(Beginning of LISTED ENTRIES)
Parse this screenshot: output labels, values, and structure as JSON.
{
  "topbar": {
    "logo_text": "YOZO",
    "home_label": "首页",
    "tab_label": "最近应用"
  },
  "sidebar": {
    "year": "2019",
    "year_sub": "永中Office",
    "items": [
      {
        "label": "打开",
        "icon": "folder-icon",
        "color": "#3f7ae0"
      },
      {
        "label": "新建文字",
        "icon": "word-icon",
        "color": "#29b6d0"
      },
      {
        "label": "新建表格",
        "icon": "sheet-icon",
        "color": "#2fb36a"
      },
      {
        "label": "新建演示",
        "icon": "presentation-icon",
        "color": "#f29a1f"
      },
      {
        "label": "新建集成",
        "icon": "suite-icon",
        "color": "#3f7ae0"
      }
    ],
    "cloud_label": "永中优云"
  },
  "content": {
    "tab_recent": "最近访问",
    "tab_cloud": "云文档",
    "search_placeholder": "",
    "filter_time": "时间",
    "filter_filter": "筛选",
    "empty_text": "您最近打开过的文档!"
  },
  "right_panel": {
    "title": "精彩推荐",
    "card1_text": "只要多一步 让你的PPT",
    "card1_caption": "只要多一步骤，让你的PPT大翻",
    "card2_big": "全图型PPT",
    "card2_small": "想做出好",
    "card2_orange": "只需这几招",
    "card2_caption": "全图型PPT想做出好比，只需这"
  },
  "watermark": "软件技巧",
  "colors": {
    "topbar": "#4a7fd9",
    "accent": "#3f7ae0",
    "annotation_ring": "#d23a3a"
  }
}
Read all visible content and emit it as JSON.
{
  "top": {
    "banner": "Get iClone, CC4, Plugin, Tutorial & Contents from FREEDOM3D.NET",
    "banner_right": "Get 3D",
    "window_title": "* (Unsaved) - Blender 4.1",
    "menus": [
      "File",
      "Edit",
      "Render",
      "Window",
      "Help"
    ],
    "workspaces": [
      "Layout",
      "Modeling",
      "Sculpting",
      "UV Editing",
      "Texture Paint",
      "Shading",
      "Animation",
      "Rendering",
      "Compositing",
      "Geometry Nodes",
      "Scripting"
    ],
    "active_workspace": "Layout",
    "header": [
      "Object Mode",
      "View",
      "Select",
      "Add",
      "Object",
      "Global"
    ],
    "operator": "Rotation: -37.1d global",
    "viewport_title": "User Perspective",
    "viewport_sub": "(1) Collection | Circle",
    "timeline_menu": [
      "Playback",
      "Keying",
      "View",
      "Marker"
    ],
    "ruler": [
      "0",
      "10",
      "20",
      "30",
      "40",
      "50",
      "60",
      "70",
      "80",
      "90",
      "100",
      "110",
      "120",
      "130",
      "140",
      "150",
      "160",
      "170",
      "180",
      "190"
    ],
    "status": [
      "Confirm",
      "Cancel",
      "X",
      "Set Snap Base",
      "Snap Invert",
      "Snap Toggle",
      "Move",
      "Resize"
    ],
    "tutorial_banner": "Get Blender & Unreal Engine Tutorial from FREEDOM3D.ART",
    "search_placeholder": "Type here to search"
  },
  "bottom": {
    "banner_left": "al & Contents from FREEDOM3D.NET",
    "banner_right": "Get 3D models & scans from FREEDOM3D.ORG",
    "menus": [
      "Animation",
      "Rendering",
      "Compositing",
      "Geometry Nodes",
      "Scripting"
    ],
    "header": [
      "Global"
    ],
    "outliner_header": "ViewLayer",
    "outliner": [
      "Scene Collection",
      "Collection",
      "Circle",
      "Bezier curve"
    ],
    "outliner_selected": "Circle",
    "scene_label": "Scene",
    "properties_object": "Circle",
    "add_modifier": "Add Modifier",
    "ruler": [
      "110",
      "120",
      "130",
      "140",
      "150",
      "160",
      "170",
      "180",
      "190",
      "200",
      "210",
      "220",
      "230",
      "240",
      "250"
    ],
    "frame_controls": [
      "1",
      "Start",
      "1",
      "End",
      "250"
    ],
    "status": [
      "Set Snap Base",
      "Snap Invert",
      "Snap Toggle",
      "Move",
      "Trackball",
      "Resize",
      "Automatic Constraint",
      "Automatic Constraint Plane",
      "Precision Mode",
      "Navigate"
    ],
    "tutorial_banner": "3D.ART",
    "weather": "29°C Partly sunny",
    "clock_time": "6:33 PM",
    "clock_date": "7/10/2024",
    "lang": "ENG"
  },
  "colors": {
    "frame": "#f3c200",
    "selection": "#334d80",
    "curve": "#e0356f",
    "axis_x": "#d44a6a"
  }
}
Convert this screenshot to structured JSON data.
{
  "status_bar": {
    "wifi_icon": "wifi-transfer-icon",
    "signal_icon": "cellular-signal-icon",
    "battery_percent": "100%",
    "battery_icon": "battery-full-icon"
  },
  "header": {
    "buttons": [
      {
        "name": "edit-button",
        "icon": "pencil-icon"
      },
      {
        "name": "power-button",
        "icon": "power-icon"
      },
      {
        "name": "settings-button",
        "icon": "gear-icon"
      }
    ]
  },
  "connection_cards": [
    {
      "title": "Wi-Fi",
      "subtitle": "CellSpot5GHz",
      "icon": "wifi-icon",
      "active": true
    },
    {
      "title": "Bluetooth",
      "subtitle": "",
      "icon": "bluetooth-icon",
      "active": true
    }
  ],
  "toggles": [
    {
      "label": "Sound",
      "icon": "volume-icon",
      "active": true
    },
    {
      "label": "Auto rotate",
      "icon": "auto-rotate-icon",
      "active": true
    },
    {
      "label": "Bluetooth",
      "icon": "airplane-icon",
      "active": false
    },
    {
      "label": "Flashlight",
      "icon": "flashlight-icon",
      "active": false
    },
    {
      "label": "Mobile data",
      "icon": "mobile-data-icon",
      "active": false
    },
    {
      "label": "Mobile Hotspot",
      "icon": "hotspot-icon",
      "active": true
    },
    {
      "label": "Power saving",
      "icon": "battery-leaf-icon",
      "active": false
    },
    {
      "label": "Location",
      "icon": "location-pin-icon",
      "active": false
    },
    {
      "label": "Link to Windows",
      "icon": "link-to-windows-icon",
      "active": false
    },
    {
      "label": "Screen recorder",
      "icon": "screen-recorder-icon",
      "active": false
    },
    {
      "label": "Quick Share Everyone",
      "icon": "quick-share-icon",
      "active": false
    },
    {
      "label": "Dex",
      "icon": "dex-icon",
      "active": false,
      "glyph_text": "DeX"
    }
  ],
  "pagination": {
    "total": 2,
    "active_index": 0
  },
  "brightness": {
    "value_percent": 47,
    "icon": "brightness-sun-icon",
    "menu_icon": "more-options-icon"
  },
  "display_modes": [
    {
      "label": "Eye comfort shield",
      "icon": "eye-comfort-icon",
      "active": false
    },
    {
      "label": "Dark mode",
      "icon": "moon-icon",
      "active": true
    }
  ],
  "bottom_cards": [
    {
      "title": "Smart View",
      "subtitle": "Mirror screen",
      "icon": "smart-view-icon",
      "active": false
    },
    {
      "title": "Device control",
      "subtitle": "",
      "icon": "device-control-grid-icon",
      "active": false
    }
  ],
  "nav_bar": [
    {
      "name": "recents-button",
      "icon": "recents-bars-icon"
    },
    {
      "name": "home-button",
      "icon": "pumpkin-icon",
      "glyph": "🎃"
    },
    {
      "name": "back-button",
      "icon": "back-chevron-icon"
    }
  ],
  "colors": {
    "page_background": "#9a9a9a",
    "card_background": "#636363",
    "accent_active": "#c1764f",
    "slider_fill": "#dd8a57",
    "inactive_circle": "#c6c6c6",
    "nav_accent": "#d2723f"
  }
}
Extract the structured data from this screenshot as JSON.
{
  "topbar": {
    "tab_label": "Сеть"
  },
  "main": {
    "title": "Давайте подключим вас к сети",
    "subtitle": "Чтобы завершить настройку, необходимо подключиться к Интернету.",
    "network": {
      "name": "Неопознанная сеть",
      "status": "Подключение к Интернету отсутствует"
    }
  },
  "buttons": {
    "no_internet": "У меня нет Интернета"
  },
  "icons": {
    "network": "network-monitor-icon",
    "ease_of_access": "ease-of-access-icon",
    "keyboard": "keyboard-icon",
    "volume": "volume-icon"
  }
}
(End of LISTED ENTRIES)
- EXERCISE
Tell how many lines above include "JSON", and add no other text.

- ANSWER FOR THE TASK
4